I didn’t know Dad well. I’ve spent a lifetime trying to understand him. Honestly, I know myself well enough to know that any lack of forgiveness on my part is largely a very unflattering unwillingness to let go of a useful excuse for my own weaknesses and not face my own responsibilities. As long as I can build up this mythical father into something that I can tell myself caused me to be what I am instead of what I should be, it’s going to be really hard to forgive him.

But the whiskers on my cheek felt good. I was instantly happy to feel them. I was instantly happy to feel connected to Dad, if but for a second – and that second perhaps nothing more than a dream state. Maybe I’ll finally get something of a handle on this forgiveness thing.

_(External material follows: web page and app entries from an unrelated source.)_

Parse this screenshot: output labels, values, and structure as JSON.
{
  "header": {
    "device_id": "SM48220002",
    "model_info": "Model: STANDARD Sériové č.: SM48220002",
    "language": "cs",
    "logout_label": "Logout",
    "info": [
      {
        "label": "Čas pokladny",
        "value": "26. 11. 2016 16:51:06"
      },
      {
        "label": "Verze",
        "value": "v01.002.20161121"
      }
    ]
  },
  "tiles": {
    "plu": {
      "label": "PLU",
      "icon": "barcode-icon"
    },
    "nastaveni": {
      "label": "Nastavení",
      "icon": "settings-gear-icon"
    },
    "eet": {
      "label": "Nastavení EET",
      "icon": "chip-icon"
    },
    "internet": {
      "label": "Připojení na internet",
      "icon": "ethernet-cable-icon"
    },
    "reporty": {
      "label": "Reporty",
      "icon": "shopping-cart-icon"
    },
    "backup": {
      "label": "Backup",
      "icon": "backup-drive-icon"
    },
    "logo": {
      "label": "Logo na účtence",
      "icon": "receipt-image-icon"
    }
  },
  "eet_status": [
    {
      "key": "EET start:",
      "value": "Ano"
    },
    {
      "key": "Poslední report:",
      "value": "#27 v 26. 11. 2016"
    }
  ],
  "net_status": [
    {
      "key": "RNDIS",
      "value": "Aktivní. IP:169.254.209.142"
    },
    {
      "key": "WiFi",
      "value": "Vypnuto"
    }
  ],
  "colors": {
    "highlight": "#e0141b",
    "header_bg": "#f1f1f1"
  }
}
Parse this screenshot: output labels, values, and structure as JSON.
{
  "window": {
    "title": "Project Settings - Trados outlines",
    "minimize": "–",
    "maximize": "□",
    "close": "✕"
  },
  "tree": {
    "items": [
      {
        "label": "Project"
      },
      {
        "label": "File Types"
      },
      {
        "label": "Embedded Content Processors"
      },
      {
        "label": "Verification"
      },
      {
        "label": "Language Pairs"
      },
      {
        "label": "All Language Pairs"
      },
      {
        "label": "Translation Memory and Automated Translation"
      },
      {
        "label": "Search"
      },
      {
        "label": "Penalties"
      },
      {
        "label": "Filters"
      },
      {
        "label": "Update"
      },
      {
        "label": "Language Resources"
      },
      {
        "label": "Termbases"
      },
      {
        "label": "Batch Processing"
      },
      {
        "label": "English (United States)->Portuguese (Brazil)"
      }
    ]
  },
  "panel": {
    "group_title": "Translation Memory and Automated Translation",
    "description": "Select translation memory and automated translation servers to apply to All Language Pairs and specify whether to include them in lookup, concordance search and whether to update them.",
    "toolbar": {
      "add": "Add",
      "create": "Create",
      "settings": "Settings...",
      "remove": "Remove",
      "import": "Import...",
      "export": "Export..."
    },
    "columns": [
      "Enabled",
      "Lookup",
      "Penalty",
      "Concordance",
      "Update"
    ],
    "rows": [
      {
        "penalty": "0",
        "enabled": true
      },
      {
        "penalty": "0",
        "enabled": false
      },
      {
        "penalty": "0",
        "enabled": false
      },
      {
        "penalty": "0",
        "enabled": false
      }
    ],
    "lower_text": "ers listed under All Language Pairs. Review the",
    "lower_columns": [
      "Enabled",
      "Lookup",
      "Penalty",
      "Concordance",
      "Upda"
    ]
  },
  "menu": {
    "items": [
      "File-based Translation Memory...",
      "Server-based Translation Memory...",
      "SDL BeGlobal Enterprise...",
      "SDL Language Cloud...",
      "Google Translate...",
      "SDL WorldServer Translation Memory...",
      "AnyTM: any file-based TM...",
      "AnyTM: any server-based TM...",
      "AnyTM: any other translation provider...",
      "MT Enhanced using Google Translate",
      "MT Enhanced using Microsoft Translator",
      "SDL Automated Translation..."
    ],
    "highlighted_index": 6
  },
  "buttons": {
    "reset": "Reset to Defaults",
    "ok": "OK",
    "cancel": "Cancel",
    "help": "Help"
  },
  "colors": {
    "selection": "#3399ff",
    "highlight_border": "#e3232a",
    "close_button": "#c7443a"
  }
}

  1. John,
    Whether intentionally or not, this is a beautiful tribute.
    Many of us, I think, have a jumble of disjointed and abstract perspectives on our family history. You've done a beautiful job here (as usual) of articulating your own clearly painful and complicated path to where you are now. I grew up in a family with 11 siblings,a saint for a mother and a very difficult father. Very little ever met with his enthusiastic approval. Over the years our family has remained very close for the most part and whenever a number of us are gathered I'm always surprised at just how different our memories are of the events that shaped us. You've done a masterful job of illustrating that dynamic.
    I always look forward to your posts and whenever I see a new one I feel as though I've just been given a gift...your writing and expression are that good.
    I wish you the best in that pursuit of balance that we are all striving for. You have a way of describing that struggle that really hits home for me.
    Thanks John.

    1. Some day we're going to have to meet in person. We sure have a lot in common. Thanks for the comments.

  2. masterful John. However intended, I think your words honor your dad. Seems you have longed for him most of your life; now he is coming back to memory (life) for you. bless you.

    1. Thanks, Greg.

      I'll probably have more shop time as spring begins. You'll have to stop by with your fiddle.

  3. Even when you get on well, like I did with my father, there are always the questions you realise with hindsight that should have been asked